(Records from a data source)
[Start of Attachment]

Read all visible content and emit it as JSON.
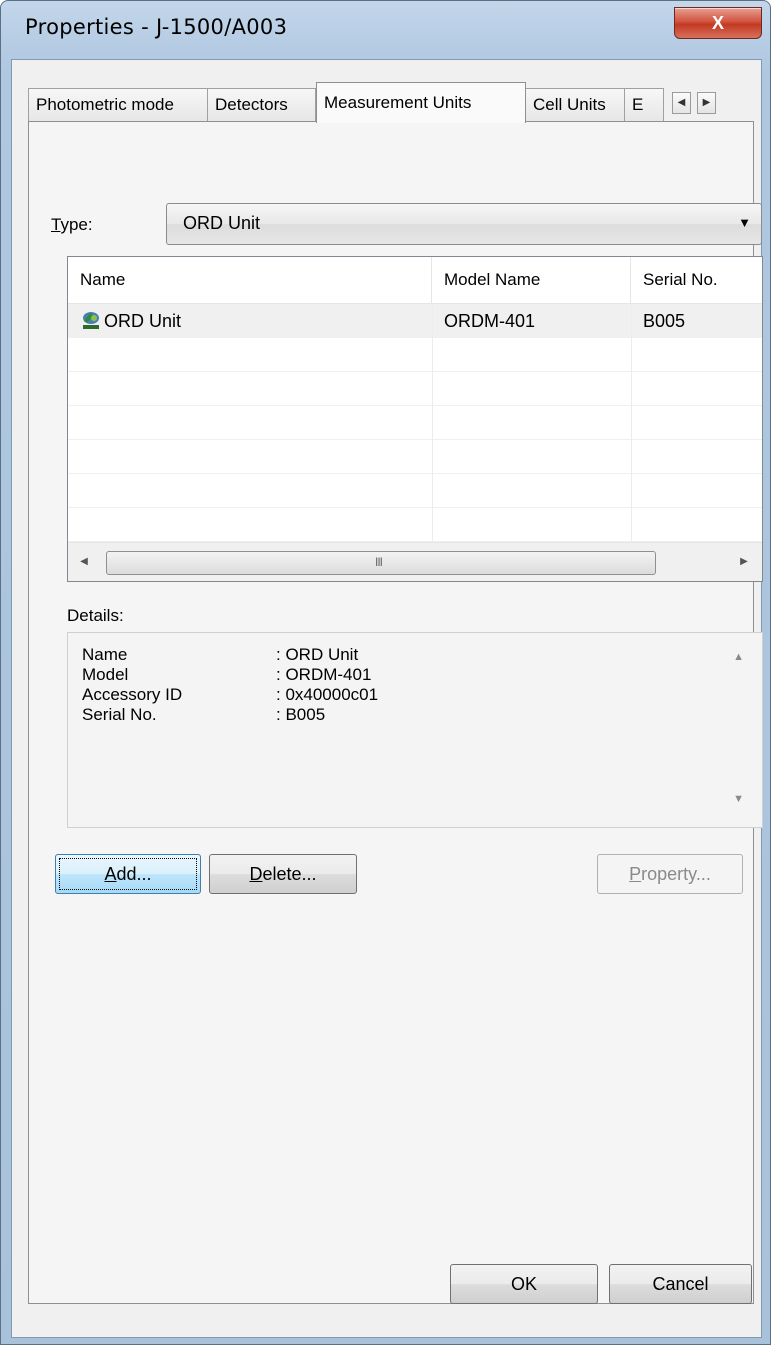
{
  "window": {
    "title": "Properties - J-1500/A003",
    "close_glyph": "X"
  },
  "tabs": [
    {
      "label": "Photometric mode"
    },
    {
      "label": "Detectors"
    },
    {
      "label": "Measurement Units"
    },
    {
      "label": "Cell Units"
    },
    {
      "label": "E"
    }
  ],
  "tab_scroll": {
    "left": "◀",
    "right": "▶"
  },
  "type_field": {
    "label_prefix": "T",
    "label_rest": "ype:",
    "value": "ORD Unit",
    "arrow": "▼"
  },
  "units_table": {
    "columns": [
      "Name",
      "Model Name",
      "Serial No."
    ],
    "rows": [
      {
        "name": "ORD Unit",
        "model": "ORDM-401",
        "serial": "B005",
        "icon": "accessory-icon"
      }
    ],
    "scroll": {
      "left": "◀",
      "right": "▶",
      "grip": "III"
    }
  },
  "details": {
    "label": "Details:",
    "fields": [
      {
        "key": "Name",
        "value": ": ORD Unit"
      },
      {
        "key": "Model",
        "value": ": ORDM-401"
      },
      {
        "key": "Accessory ID",
        "value": ": 0x40000c01"
      },
      {
        "key": "Serial No.",
        "value": ": B005"
      }
    ],
    "scroll": {
      "up": "▲",
      "down": "▼"
    }
  },
  "buttons": {
    "add": {
      "mnemonic": "A",
      "rest": "dd..."
    },
    "delete": {
      "mnemonic": "D",
      "rest": "elete..."
    },
    "property": {
      "mnemonic": "P",
      "rest": "roperty..."
    },
    "ok": "OK",
    "cancel": "Cancel"
  },
  "colors": {
    "frame": "#b7cde4",
    "close_button": "#c23a22",
    "dialog_bg": "#f0f0f0",
    "focus_button": "#bee6fd"
  }
}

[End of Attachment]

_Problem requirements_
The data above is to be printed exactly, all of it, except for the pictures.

_Response below_
Read all visible content and emit it as JSON.
{
  "window": {
    "title": "Properties - J-1500/A003",
    "close_glyph": "X"
  },
  "tabs": [
    {
      "label": "Photometric mode"
    },
    {
      "label": "Detectors"
    },
    {
      "label": "Measurement Units"
    },
    {
      "label": "Cell Units"
    },
    {
      "label": "E"
    }
  ],
  "tab_scroll": {
    "left": "◀",
    "right": "▶"
  },
  "type_field": {
    "label_prefix": "T",
    "label_rest": "ype:",
    "value": "ORD Unit",
    "arrow": "▼"
  },
  "units_table": {
    "columns": [
      "Name",
      "Model Name",
      "Serial No."
    ],
    "rows": [
      {
        "name": "ORD Unit",
        "model": "ORDM-401",
        "serial": "B005",
        "icon": "accessory-icon"
      }
    ],
    "scroll": {
      "left": "◀",
      "right": "▶",
      "grip": "III"
    }
  },
  "details": {
    "label": "Details:",
    "fields": [
      {
        "key": "Name",
        "value": ": ORD Unit"
      },
      {
        "key": "Model",
        "value": ": ORDM-401"
      },
      {
        "key": "Accessory ID",
        "value": ": 0x40000c01"
      },
      {
        "key": "Serial No.",
        "value": ": B005"
      }
    ],
    "scroll": {
      "up": "▲",
      "down": "▼"
    }
  },
  "buttons": {
    "add": {
      "mnemonic": "A",
      "rest": "dd..."
    },
    "delete": {
      "mnemonic": "D",
      "rest": "elete..."
    },
    "property": {
      "mnemonic": "P",
      "rest": "roperty..."
    },
    "ok": "OK",
    "cancel": "Cancel"
  },
  "colors": {
    "frame": "#b7cde4",
    "close_button": "#c23a22",
    "dialog_bg": "#f0f0f0",
    "focus_button": "#bee6fd"
  }
}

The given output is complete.